Festival Music

Sharon Van Etten

Leith Theatre

Neil Cooper

Four stars

When Sharon Van Etten plays a solo version of Sunshine on Leith mid-way through a set that mixes up the martial electronica of her recent Remind Me Tomorrow album with bar-room indie-rock confessionals, The Proclaimers’ anthemic lament prompts a mixture of noisy surprise, sing-a-long rapture and at least one grown man shedding a tear.

Van Etten says that when she first heard the song growing up in New Jersey, it changed her life. Given the raw truth of pretty much everything she’s ever sung, there’s no reason to disbelieve this most honest of artists. She’d entered in darkness, her voice at odds with the brooding fizz of the opening Jupiter 4 and the industrial sturm und drang of Comeback Kid and No One’s Easy to Love. Only when she strapped on a red guitar for One Day from her 2010 Epic album were her roots made apparent.

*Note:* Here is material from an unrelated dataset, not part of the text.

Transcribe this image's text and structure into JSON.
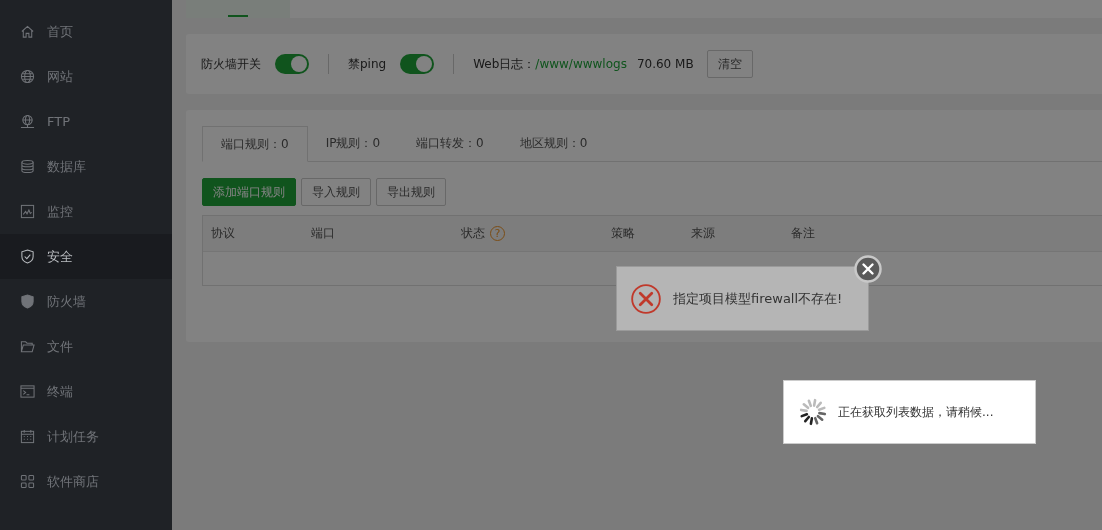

Epic is a title which seemed to predict where Van Etten is at now. A slight but powerful presence, Van Etten has come through the mill enough to buy birthday cake for her tour manager in Mimi’s Bakehouse and perform with an all-embracing sense of self-possessed strength. This is driven by Devin Hoff’s meaty bass, the thwack of Jorge Balbi’s drums and twin synths of Charley Damski and Heather Woods Broderick. Van Etten is bathed in blue light for the slow drawl of Tarifa, shares lovely harmonies with Broderick on All I Can and claws the air inbetween rippling her other hand through mini tubular bells during Memorial Day.

“As angry as we sound, we are so happy,” says Van Etten after Broderick’s FX wigout on Malibu segues into the thunder of Hands prior to that Proclaimers moment. If the Springsteenesque wisdom and experience of Seventeen, the tortured self-awareness of Every Time the Sun Comes Up and the simple plea of Stay sound like purging, the beautiful intimacy of I Told You Everything ends the night with pure heart and soul redemption.